Mr CADMAN —Face to face, as my colleague said. That is what makes an effective policy for government. I suggest that the Minister take a leaf out of the shadow spokeman's book and go out and meet the people. There are some radicalising elements within the change of policy, and these elements are of even greater concern than the policy changes that have been made. I have mentioned refugees who are not refugees and I referred to people being allowed entry from El Salvador and Chile. The Minister said that he makes no apologies for changing our refugee policy so that he can roam the world, identify the groups which suit his ideological outlook and say: 'I will classify you as refugees and you will be welcome in Australia'. That is a phoney approach to the refugee problem. I believe that it completely denies any consideration of the fine program for refugees set up by the United Nations. The office of the United Nations High Commissioner for Refugees is involved in the process of identifying areas of real need. It is a false and dangerous process for any Minister or any representative of the Australian Government to put the High Commissioner aside and say: 'I will set my own criteria for refugees and if I am politically responsive to the group whom I consider to be refugees they will be allowed entry into Australia'. I believe that the Minister could roam the world, identify groups of refugees outside the United Nations charter and allow them entry. I do not know how residents and citizens of Australia who have come from overseas and settled here will feel when the Minister goes off on a world trip and identifies a group in a neighbouring country which is hostile to the country of their relatives who have sought entry for many years.

Mr West —Mr Deputy Speaker, I raise a point of order. I suggest that you ask the honourable member to address the problem in truthful terms. The fact is that I do not roam the world looking for refugees.

Mr DEPUTY SPEAKER —Order! I ask the Minister to resume his seat. There is no point of order.

Mr CADMAN —The Minister said that he makes no apologies for this program, and he is now trying to apologise for it. What criteria will the Minister use for selecting refugees? Who selects the refugees? What are the security checks? We have had changes made to the criteria concerning refugees from Lebanon and I would like the Minister to provide information to the House as to how those refugees will be selected.

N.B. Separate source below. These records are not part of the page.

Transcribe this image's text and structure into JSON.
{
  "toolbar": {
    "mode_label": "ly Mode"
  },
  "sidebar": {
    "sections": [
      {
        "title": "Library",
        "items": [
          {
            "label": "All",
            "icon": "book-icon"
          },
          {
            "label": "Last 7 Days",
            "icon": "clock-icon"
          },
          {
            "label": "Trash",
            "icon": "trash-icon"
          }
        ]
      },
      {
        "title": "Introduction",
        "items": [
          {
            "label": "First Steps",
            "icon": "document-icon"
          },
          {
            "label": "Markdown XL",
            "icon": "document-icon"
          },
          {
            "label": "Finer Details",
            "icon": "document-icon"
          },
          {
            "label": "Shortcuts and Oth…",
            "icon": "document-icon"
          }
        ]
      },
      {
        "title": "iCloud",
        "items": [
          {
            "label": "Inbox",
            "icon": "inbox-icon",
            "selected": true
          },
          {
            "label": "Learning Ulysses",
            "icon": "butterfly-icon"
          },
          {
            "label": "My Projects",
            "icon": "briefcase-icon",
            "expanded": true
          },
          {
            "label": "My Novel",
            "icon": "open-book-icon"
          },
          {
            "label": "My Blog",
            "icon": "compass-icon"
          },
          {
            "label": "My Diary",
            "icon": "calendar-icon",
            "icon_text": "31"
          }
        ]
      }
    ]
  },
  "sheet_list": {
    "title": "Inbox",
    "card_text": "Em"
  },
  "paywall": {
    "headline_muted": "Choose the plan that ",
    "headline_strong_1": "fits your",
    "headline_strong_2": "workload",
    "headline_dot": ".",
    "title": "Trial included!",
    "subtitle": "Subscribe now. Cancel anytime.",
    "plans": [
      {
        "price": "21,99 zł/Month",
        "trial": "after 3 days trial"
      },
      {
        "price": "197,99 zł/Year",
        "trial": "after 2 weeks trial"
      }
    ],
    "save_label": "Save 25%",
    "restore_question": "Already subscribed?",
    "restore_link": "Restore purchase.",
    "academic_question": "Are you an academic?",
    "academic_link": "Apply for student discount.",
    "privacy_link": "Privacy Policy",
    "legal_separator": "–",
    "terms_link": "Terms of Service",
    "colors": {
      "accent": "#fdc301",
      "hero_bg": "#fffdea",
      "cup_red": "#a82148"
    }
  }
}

Will all of those who apply or who have current applications be accepted? Will there be security checks?

The process of security checks and the proper identification of suitable refugees and migrants are very significant as can be seen when one reads today's Bulletin which states that Mr Ahmed Shuhati, the former Director of the Libyan Foreign Liaison Office, is currently leading a Libyan delegation. Mr Shuhati is also in charge of Libyan propaganda and cultural centres throughout the world. That delegation leader will make contact with groups who are causing great trouble in ethnic communities in Australia. I mention in particular the problems that have been caused at the Lakemba mosque in Sydney where newspapers, underground groups and other activities have been encouraged by funds flowing from Libya. I am sure that if the Minister had sought and received wide advice from all aspects and all avenues within government he would have been advised that this is a most dangerous process and one that should not be encouraged. We need proper security information and proper decisions on visitors of this type.

Mr DEPUTY SPEAKER —Order! The honourable member's time has expired.